───── Excerpted records

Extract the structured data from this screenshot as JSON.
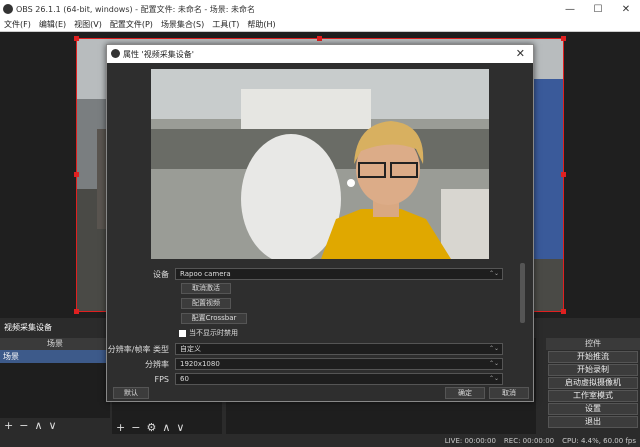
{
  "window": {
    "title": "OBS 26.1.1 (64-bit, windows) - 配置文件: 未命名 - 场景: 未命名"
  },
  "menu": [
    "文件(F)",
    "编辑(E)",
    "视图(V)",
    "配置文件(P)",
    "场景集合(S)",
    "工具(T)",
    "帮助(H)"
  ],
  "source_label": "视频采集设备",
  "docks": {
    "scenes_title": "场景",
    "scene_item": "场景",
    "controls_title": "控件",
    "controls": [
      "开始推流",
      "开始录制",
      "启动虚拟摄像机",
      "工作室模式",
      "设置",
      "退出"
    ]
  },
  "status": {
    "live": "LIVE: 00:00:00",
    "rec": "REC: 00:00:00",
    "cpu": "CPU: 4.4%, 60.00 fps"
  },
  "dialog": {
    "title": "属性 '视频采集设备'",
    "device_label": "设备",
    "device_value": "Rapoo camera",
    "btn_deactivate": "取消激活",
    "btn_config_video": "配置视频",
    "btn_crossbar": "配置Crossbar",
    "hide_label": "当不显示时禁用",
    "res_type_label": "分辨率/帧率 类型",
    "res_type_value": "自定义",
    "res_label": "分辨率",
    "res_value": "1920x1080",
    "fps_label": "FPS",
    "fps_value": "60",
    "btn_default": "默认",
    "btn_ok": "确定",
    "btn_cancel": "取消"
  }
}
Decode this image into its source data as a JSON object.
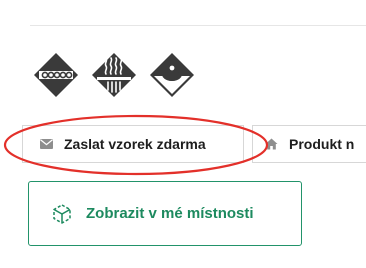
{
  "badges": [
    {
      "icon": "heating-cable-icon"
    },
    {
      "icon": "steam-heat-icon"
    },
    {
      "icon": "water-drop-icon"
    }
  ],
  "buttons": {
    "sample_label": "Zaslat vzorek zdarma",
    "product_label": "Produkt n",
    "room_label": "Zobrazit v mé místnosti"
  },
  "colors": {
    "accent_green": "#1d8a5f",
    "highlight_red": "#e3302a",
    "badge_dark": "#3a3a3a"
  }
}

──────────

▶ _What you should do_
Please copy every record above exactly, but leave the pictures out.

▶ _Solution for this task_
Extract the structured data from this screenshot as JSON.
{
  "window": {
    "title": "OBS 26.1.1 (64-bit, windows) - 配置文件: 未命名 - 场景: 未命名"
  },
  "menu": [
    "文件(F)",
    "编辑(E)",
    "视图(V)",
    "配置文件(P)",
    "场景集合(S)",
    "工具(T)",
    "帮助(H)"
  ],
  "source_label": "视频采集设备",
  "docks": {
    "scenes_title": "场景",
    "scene_item": "场景",
    "controls_title": "控件",
    "controls": [
      "开始推流",
      "开始录制",
      "启动虚拟摄像机",
      "工作室模式",
      "设置",
      "退出"
    ]
  },
  "status": {
    "live": "LIVE: 00:00:00",
    "rec": "REC: 00:00:00",
    "cpu": "CPU: 4.4%, 60.00 fps"
  },
  "dialog": {
    "title": "属性 '视频采集设备'",
    "device_label": "设备",
    "device_value": "Rapoo camera",
    "btn_deactivate": "取消激活",
    "btn_config_video": "配置视频",
    "btn_crossbar": "配置Crossbar",
    "hide_label": "当不显示时禁用",
    "res_type_label": "分辨率/帧率 类型",
    "res_type_value": "自定义",
    "res_label": "分辨率",
    "res_value": "1920x1080",
    "fps_label": "FPS",
    "fps_value": "60",
    "btn_default": "默认",
    "btn_ok": "确定",
    "btn_cancel": "取消"
  }
}
Decode this image into its source data as a JSON object.
{
  "badges": [
    {
      "icon": "heating-cable-icon"
    },
    {
      "icon": "steam-heat-icon"
    },
    {
      "icon": "water-drop-icon"
    }
  ],
  "buttons": {
    "sample_label": "Zaslat vzorek zdarma",
    "product_label": "Produkt n",
    "room_label": "Zobrazit v mé místnosti"
  },
  "colors": {
    "accent_green": "#1d8a5f",
    "highlight_red": "#e3302a",
    "badge_dark": "#3a3a3a"
  }
}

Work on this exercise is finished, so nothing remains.